DENVER-Giving chemotherapy concurrently with radiation therapy before surgery for T3-T4 rectal cancer improves the rate of local control, investigators reported at the 47th Annual Meeting of the American Society for Therapeutic Radiology and Oncology (abstract 4).
"When we started this protocol in 1992, the local relapse rate was considered to be between 25% and 45%," said presenting author Pascale Romestaing, MD, a radiation oncologist at the Center Hospital of Lyon-South in France. "And remember that at this time, total mesorectal excision was not the usual protocol for surgery." Research to date had suggested an advantage of preoperative therapy over postoperative therapy, and had pointed to the benefits of combining chemotherapy and radiation therapy.
Patients were eligible for the trial (FFCD 9203) if they had rectal adenocarcinomas that were accessible by digital rectal exam and large (T3 or T4) but resectable, Dr. Romestaing said. In addition, patients had to be younger than 80 years, have a good performance status, and be free of metastases. After stratification, they were assigned in balanced fashion to 45 Gy of external-beam radiation therapy given over 5 weeks, either alone or with two cycles of concurrent chemotherapy (fluorouracil by bolus and folinic acid) given during week 1 and week 5 of radiation therapy.

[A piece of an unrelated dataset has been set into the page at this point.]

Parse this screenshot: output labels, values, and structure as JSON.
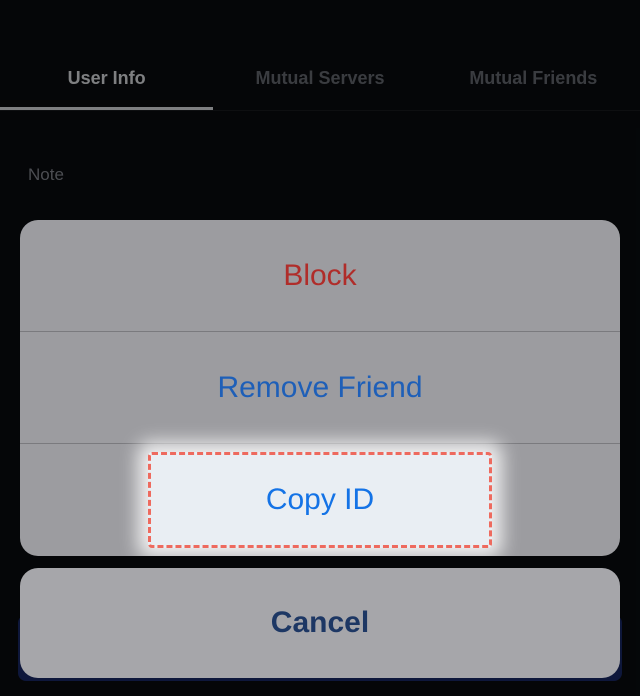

All patients were scheduled to undergo surgery (total mesorectal excision was recommended) between 3 and 10 weeks later and to receive adjuvant chemotherapy.
Analyses were based on 733 patients treated between 1992 and 2003. Tumors were located in the inferior part of the rectum in about 52% of patients, were T3 tumors in 89%, and involved lymph nodes, as assessed by ultrasound, in roughly 67%.
The compliance rate was 96% for radiotherapy, 84% for preoperative chemotherapy, about 98% for surgery, and about 50% for adjuvant chemotherapy, with roughly one-fourth of all patients not receiving any adjuvant chemotherapy, Dr. Romestaing noted. Patients who received preoperative chemotherapy had a significantly higher incidence of grade 3-4 toxicity relative to those who did not receive it (15% vs 3%).
Pathologic Complete Responses
The rate of pathologic complete response was significantly higher with preoperative chemotherapy than without it (12% vs 4%). Despite this, the rate of sphincter preservation was almost identical-about 52% in each group. The lack of change in this outcome suggests that "the surgeons decided at the beginning of the treatment what they were going to do, and they did not change their mind when they saw the patient," Dr. Romestaing commented. "So it could be important maybe to change their mind." The rate of postoperative death was 1% in each group.
At 5 years, patients who did and did not receive preoperative chemotherapy had similar rates of overall survival (67% and 66%, respectively) and disease-free survival (59% and 56%), Dr. Romestaing said. However, preoperative chemotherapy was associated with a one-half reduction in the rate of local failure (8% vs 16%); moreover, this benefit was similar in men and women, in patients with tumors in the middle rectum and the low rectum, for T3 and T4 tumors, and after abdominoperineal resection and anterior resection.
In addition, about midway through the trial, surgical practices changed to favor total mesorectal excision, Dr. Romestaing noted, but the addition of chemotherapy before surgery still conferred a benefit in terms of reduced local recurrence in the trial's second half, 1999 to 2003 (4% vs 13%).
The trial's results, when considered along with those from two randomized trials also looking at concurrent chemotherapy (EORTC 22921 and a Polish trial), Dr. Romestaing said, suggest that preoperative chemotherapy improves pathologic response and local control, with a moderate increase in acute toxicity, but does not improve sphincter preservation or survival, and leaves the issue of late toxicity unresolved.
"For us, after these three randomized trials, preoperative
radiotherapy with concurrent chemotherapy will be the standard treatment for
tumors T3 and T4, low and middle tumors," she concluded. "The next step will
chemotherapy will be the best, and we are going to start a new trial addressing different chemotherapy protocols with external radiation therapy."